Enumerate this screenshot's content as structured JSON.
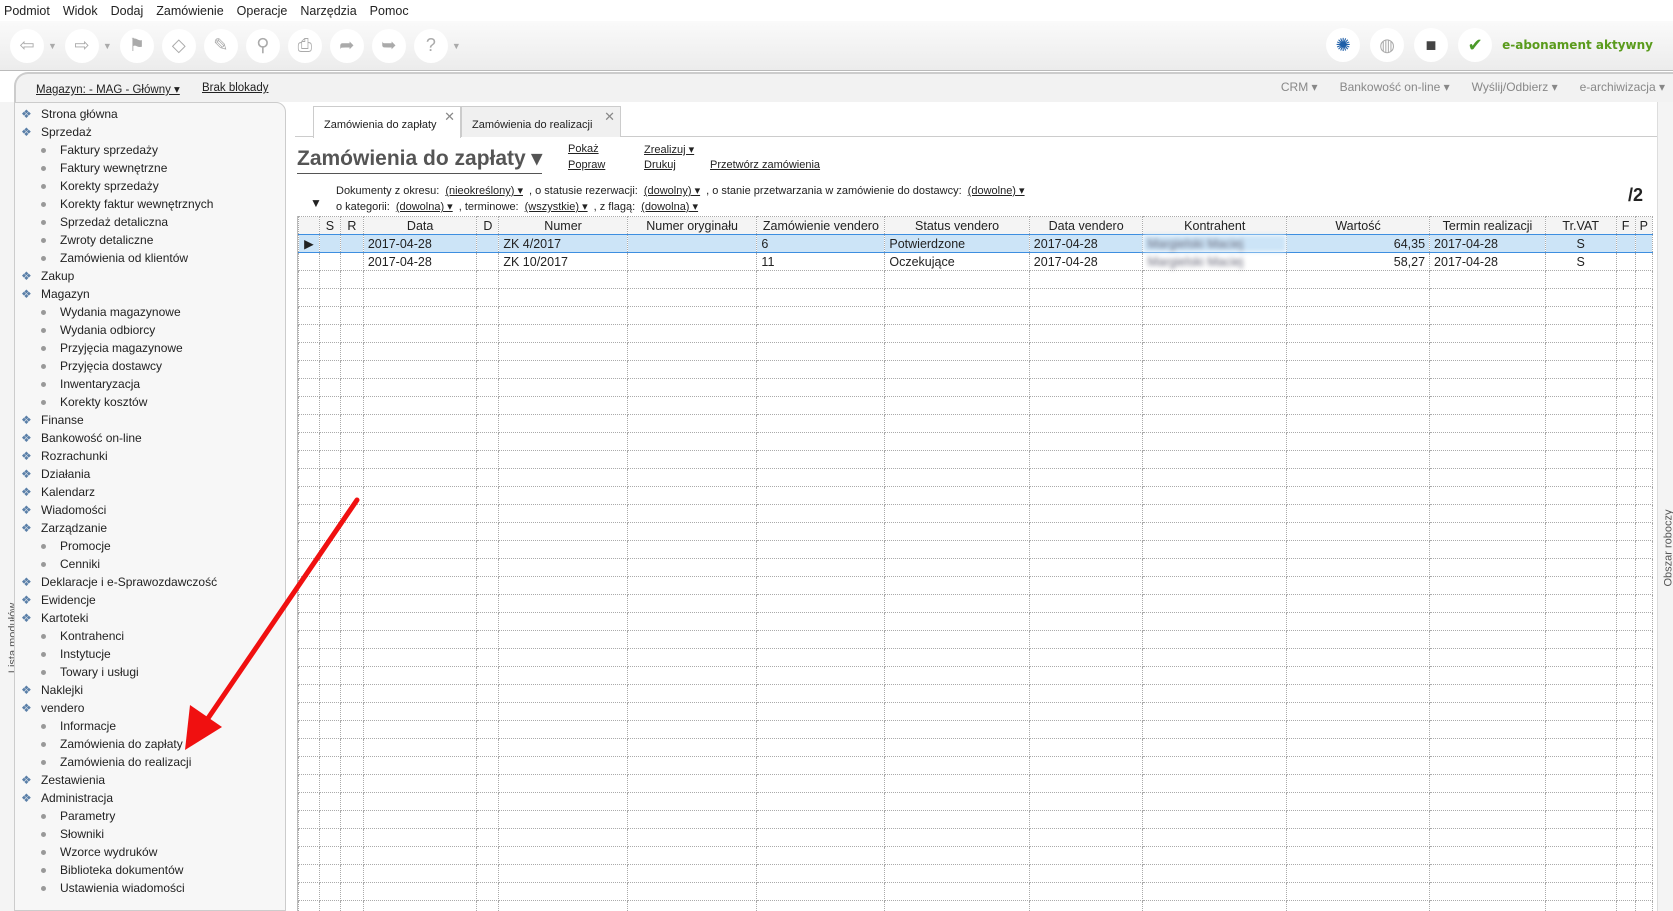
{
  "menu": [
    "Podmiot",
    "Widok",
    "Dodaj",
    "Zamówienie",
    "Operacje",
    "Narzędzia",
    "Pomoc"
  ],
  "toolbar": {
    "abonament": "e-abonament aktywny"
  },
  "bar2": {
    "magazyn": "Magazyn: - MAG - Główny ▾",
    "blokada": "Brak blokady",
    "crm": "CRM ▾",
    "bank": "Bankowość on-line ▾",
    "send": "Wyślij/Odbierz ▾",
    "arch": "e-archiwizacja ▾"
  },
  "side": {
    "left_label": "Lista modułów",
    "right_label": "Obszar roboczy"
  },
  "sidebar": [
    {
      "t": "top",
      "l": "Strona główna"
    },
    {
      "t": "top",
      "l": "Sprzedaż"
    },
    {
      "t": "sub",
      "l": "Faktury sprzedaży"
    },
    {
      "t": "sub",
      "l": "Faktury wewnętrzne"
    },
    {
      "t": "sub",
      "l": "Korekty sprzedaży"
    },
    {
      "t": "sub",
      "l": "Korekty faktur wewnętrznych"
    },
    {
      "t": "sub",
      "l": "Sprzedaż detaliczna"
    },
    {
      "t": "sub",
      "l": "Zwroty detaliczne"
    },
    {
      "t": "sub",
      "l": "Zamówienia od klientów"
    },
    {
      "t": "top",
      "l": "Zakup"
    },
    {
      "t": "top",
      "l": "Magazyn"
    },
    {
      "t": "sub",
      "l": "Wydania magazynowe"
    },
    {
      "t": "sub",
      "l": "Wydania odbiorcy"
    },
    {
      "t": "sub",
      "l": "Przyjęcia magazynowe"
    },
    {
      "t": "sub",
      "l": "Przyjęcia dostawcy"
    },
    {
      "t": "sub",
      "l": "Inwentaryzacja"
    },
    {
      "t": "sub",
      "l": "Korekty kosztów"
    },
    {
      "t": "top",
      "l": "Finanse"
    },
    {
      "t": "top",
      "l": "Bankowość on-line"
    },
    {
      "t": "top",
      "l": "Rozrachunki"
    },
    {
      "t": "top",
      "l": "Działania"
    },
    {
      "t": "top",
      "l": "Kalendarz"
    },
    {
      "t": "top",
      "l": "Wiadomości"
    },
    {
      "t": "top",
      "l": "Zarządzanie"
    },
    {
      "t": "sub",
      "l": "Promocje"
    },
    {
      "t": "sub",
      "l": "Cenniki"
    },
    {
      "t": "top",
      "l": "Deklaracje i e-Sprawozdawczość"
    },
    {
      "t": "top",
      "l": "Ewidencje"
    },
    {
      "t": "top",
      "l": "Kartoteki"
    },
    {
      "t": "sub",
      "l": "Kontrahenci"
    },
    {
      "t": "sub",
      "l": "Instytucje"
    },
    {
      "t": "sub",
      "l": "Towary i usługi"
    },
    {
      "t": "top",
      "l": "Naklejki"
    },
    {
      "t": "top",
      "l": "vendero"
    },
    {
      "t": "sub",
      "l": "Informacje"
    },
    {
      "t": "sub",
      "l": "Zamówienia do zapłaty"
    },
    {
      "t": "sub",
      "l": "Zamówienia do realizacji"
    },
    {
      "t": "top",
      "l": "Zestawienia"
    },
    {
      "t": "top",
      "l": "Administracja"
    },
    {
      "t": "sub",
      "l": "Parametry"
    },
    {
      "t": "sub",
      "l": "Słowniki"
    },
    {
      "t": "sub",
      "l": "Wzorce wydruków"
    },
    {
      "t": "sub",
      "l": "Biblioteka dokumentów"
    },
    {
      "t": "sub",
      "l": "Ustawienia wiadomości"
    }
  ],
  "tabs": [
    "Zamówienia do zapłaty",
    "Zamówienia do realizacji"
  ],
  "title": "Zamówienia do zapłaty ▾",
  "actions": {
    "pokaz": "Pokaż",
    "popraw": "Popraw",
    "zrealizuj": "Zrealizuj ▾",
    "drukuj": "Drukuj",
    "przetworz": "Przetwórz zamówienia"
  },
  "filters": {
    "l1a": "Dokumenty z okresu:",
    "v1a": "(nieokreślony) ▾",
    "l1b": ", o statusie rezerwacji:",
    "v1b": "(dowolny) ▾",
    "l1c": ", o stanie przetwarzania w zamówienie do dostawcy:",
    "v1c": "(dowolne) ▾",
    "l2a": "o kategorii:",
    "v2a": "(dowolna) ▾",
    "l2b": ", terminowe:",
    "v2b": "(wszystkie) ▾",
    "l2c": ", z flagą:",
    "v2c": "(dowolna) ▾"
  },
  "page": "/2",
  "columns": [
    "",
    "S",
    "R",
    "Data",
    "D",
    "Numer",
    "Numer oryginału",
    "Zamówienie vendero",
    "Status vendero",
    "Data vendero",
    "Kontrahent",
    "Wartość",
    "Termin realizacji",
    "Tr.VAT",
    "F",
    "P"
  ],
  "rows": [
    [
      "▶",
      "",
      "",
      "2017-04-28",
      "",
      "ZK 4/2017",
      "",
      "6",
      "Potwierdzone",
      "2017-04-28",
      "Margielski Maciej",
      "64,35",
      "2017-04-28",
      "S",
      "",
      ""
    ],
    [
      "",
      "",
      "",
      "2017-04-28",
      "",
      "ZK 10/2017",
      "",
      "11",
      "Oczekujące",
      "2017-04-28",
      "Margielski Maciej",
      "58,27",
      "2017-04-28",
      "S",
      "",
      ""
    ]
  ]
}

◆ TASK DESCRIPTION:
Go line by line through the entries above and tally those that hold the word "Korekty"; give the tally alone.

◆ REPLY TO THE TASK:
3